The variations are merely cosmetic, with the new model sporting a textured, leather-look (but hard plastic) body with silver panels at the top and bottom. Two colour finishes are available: white, which we were sent and were embarrassed to use in public due to its TOWIE-ness; and black, which seems like the sensible choice for anyone who spends less than half of their free time prostrated under a 'cheeky sunbed'.
Samsung Galaxy Camera 2 verdict
The Samsung Galaxy Camera 2 doesn’t come across as an entirely new product, but more a minor update of last year’s model – there are no significant changes, bar the slight update to the OS. It’s a move that’s somewhat out of character for a company such as Samsung, which thrives on innovating faster than most of its rivals.

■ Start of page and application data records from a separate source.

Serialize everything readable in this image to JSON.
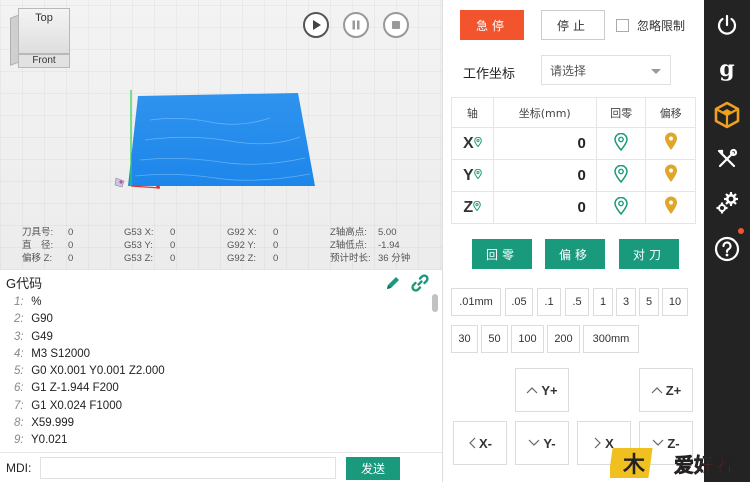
{
  "viewport": {
    "viewcube": {
      "top_label": "Top",
      "front_label": "Front"
    },
    "status": {
      "col1": [
        {
          "k": "刀具号:",
          "v": "0"
        },
        {
          "k": "直　径:",
          "v": "0"
        },
        {
          "k": "偏移 Z:",
          "v": "0"
        }
      ],
      "col2": [
        {
          "k": "G53  X:",
          "v": "0"
        },
        {
          "k": "G53  Y:",
          "v": "0"
        },
        {
          "k": "G53  Z:",
          "v": "0"
        }
      ],
      "col3": [
        {
          "k": "G92  X:",
          "v": "0"
        },
        {
          "k": "G92  Y:",
          "v": "0"
        },
        {
          "k": "G92  Z:",
          "v": "0"
        }
      ],
      "col4": [
        {
          "k": "Z轴高点:",
          "v": "5.00"
        },
        {
          "k": "Z轴低点:",
          "v": "-1.94"
        },
        {
          "k": "预计时长:",
          "v": "36 分钟"
        }
      ]
    }
  },
  "gcode": {
    "title": "G代码",
    "lines": [
      {
        "n": "1:",
        "code": "%"
      },
      {
        "n": "2:",
        "code": "G90"
      },
      {
        "n": "3:",
        "code": "G49"
      },
      {
        "n": "4:",
        "code": "M3 S12000"
      },
      {
        "n": "5:",
        "code": "G0 X0.001 Y0.001 Z2.000"
      },
      {
        "n": "6:",
        "code": "G1 Z-1.944 F200"
      },
      {
        "n": "7:",
        "code": "G1 X0.024 F1000"
      },
      {
        "n": "8:",
        "code": "X59.999"
      },
      {
        "n": "9:",
        "code": "Y0.021"
      }
    ]
  },
  "mdi": {
    "label": "MDI:",
    "value": "",
    "send_label": "发送"
  },
  "controls": {
    "estop_label": "急停",
    "stop_label": "停止",
    "ignore_limits_label": "忽略限制",
    "work_coord_label": "工作坐标",
    "work_coord_placeholder": "请选择",
    "table_headers": {
      "axis": "轴",
      "coord": "坐标(mm)",
      "home": "回零",
      "offset": "偏移"
    },
    "axes": [
      {
        "name": "X",
        "value": "0"
      },
      {
        "name": "Y",
        "value": "0"
      },
      {
        "name": "Z",
        "value": "0"
      }
    ],
    "home_label": "回零",
    "offset_label": "偏移",
    "probe_label": "对刀",
    "steps_row1": [
      ".01mm",
      ".05",
      ".1",
      ".5",
      "1",
      "3",
      "5",
      "10"
    ],
    "steps_row2": [
      "30",
      "50",
      "100",
      "200",
      "300mm"
    ],
    "jog": {
      "y_plus": "Y+",
      "z_plus": "Z+",
      "x_minus": "X-",
      "y_minus": "Y-",
      "x_plus": "X",
      "z_minus": "Z-"
    }
  },
  "colors": {
    "accent_green": "#1a9a7c",
    "estop_red": "#f2552d",
    "pin_teal": "#1a9a7c",
    "pin_gold": "#e0a52a",
    "sidebar_active": "#f0a020",
    "plane_blue": "#2f93ee"
  },
  "watermark": {
    "text": "爱好者"
  }
}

If you own the first Galaxy Camera, there’s absolutely no point in replacing it with this one, and the £400 price tag also seems steep for those looking to buy their first Android compact. The sharing and backup features remain impressive, but the photo quality needed a bump – and it hasn’t got it here.
For the same price you could buy Canon's excellent pro compact the Powershot G16 or the supremely desirable Fujifilm X20, and both would do a better job of giving you what you (presumably) want a camera for: great photographs.
If you're more bothered about getting a snapper with photo-sharing and Android skills, maybe wait until the forthcoming Galaxy K Zoom appears; hopefully that will justify its price in a way the Galaxy Camera 2 can't quite manage to.